The thing is, the set carries an Ethernet port that you can use to connect to the Internet. And once you’ve done that, you can then access a whole host of ring-fenced online content using a specially designed, widget-based Onyx interface from another British company, Oregan Networks. This is pretty cool in itself, but the real headline feature of the iViewer C3298DVB is that among the content you can access you will find - drum roll please - the much-loved BBC iPlayer service.

MrGodfrey

March 3, 2010, 9:14 pm

So it looks like this is "just" a television then :P





Sorry, I couldn't resist - John you are a better man than I for resisting the obvious M&S pun ;)

Ala Miah

March 3, 2010, 9:32 pm

I got 8mb broadband, 2 laptops and 1 TV.





Someone is watching a film on youtube and im trying to listen to some online radio, the poor bugger whos left to watch some iplayer on TV is swearing at us because it keeps buffering and isn't able to enjoy eastenders.





For families such as myself who each enjoy doing different things at the same time we need 100mb Broadband then Internet TVs - not the other way around.





Internet on TV has the last priorty in my house because its a TV, watch the TV you idiot!

Chocoa

March 4, 2010, 2:20 am

Slightly off topic but as you mention iPlayer here I will elaborate...





As someone who uses the open source XBMC on my HTPC to watch iPlayer stuff via a plugin I was very hacked off last week to find the BBC has quietly battened down 'security' on RTMP plugins so blocking any access to the BEEB content other than via iPlayer - THE NERVE OF IT!- No consultation with the license payer - nada.





See: http://www.theregister.co.uk/2...





Now, given they already check IP addresses to block outside UK access ( unless hidden via VPN of course) they then stop legitimate watching of their service.





NO way am I buying a set with this sort of functionality only to find later Auntie BEEB has taken the huff and blocked that too!





Of course, there are ramification on any content using FLASH player and Adobe's probable desire to control its use....





Yours disgusted Railway Cuttings, East Cheem :)

ffrankmccaffery

March 4, 2010, 8:20 am

Whoever designed that remote needs to be bashed on his (or even her) head with it. Even The Rain Man would struggle to remember the placement of each button.

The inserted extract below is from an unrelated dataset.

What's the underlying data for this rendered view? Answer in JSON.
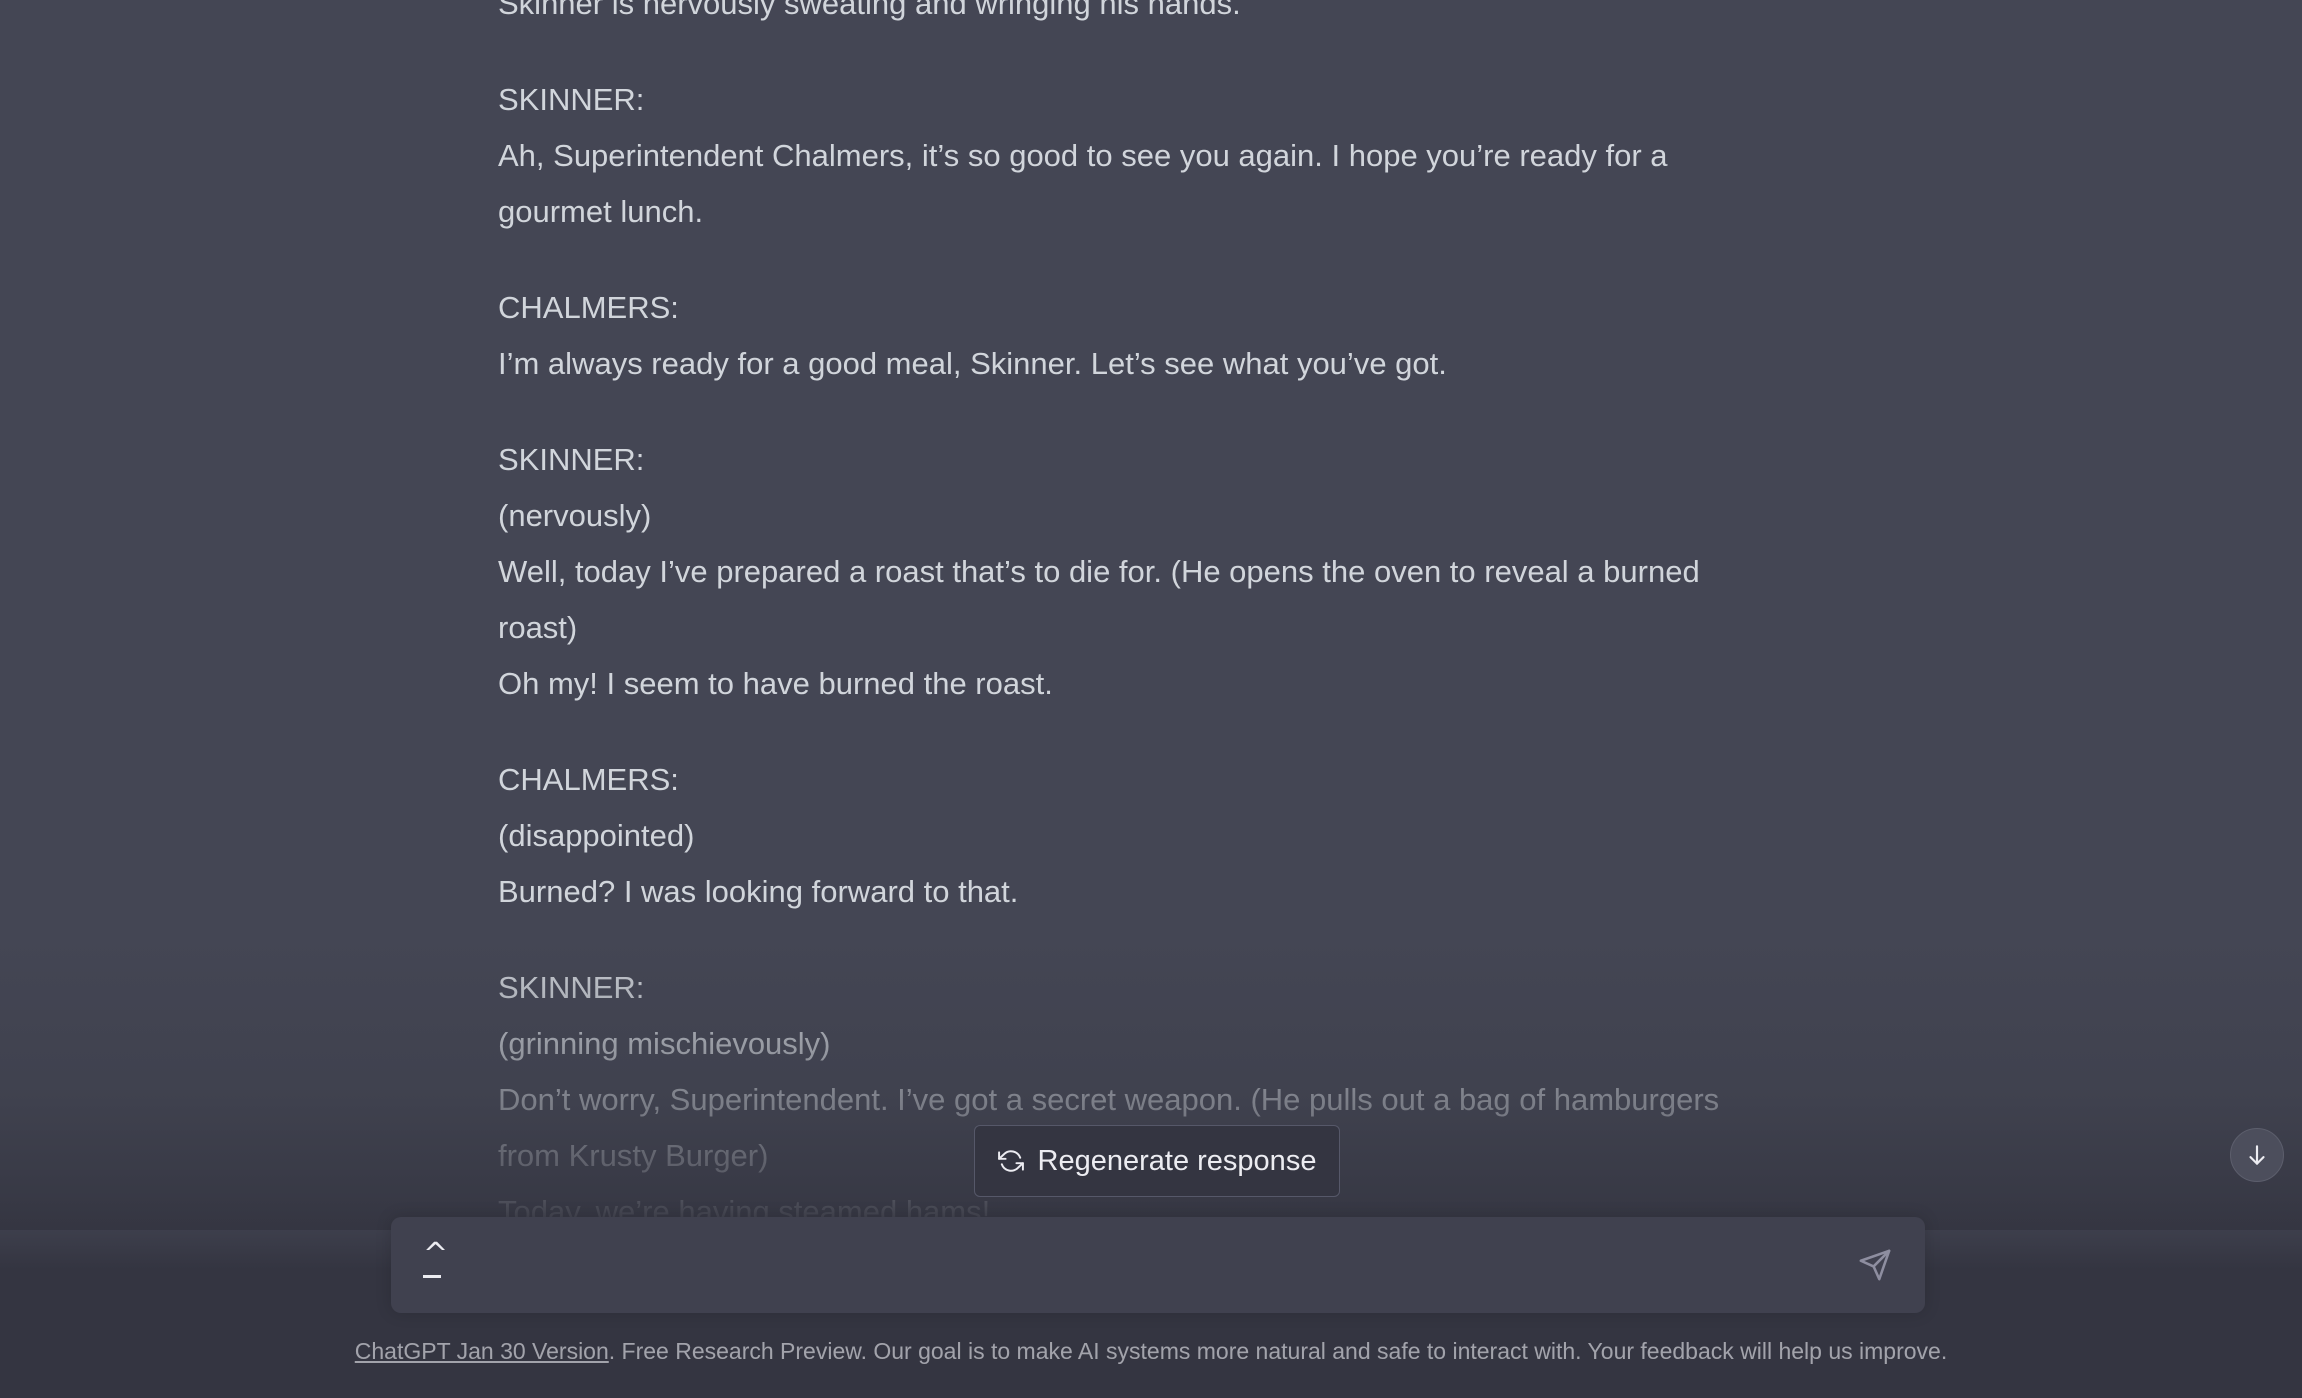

Also for that price you'd expect to receive the 'catch-up' services from ITV and Channel 4 too. I do with Virgin Media.

MARILYN DITCHFIELD

July 31, 2014, 10:55 am

AVIOD CELLO,I bought a cello tv it only lasted 1 year 1 week glad I took the insurance out it could not be repaired so I received a new one this one had to go in for repair after 4 weeks 3 days, I only got rid of my old Toshiba what had lasted over 30 years to upgrade

comments powered by Disqus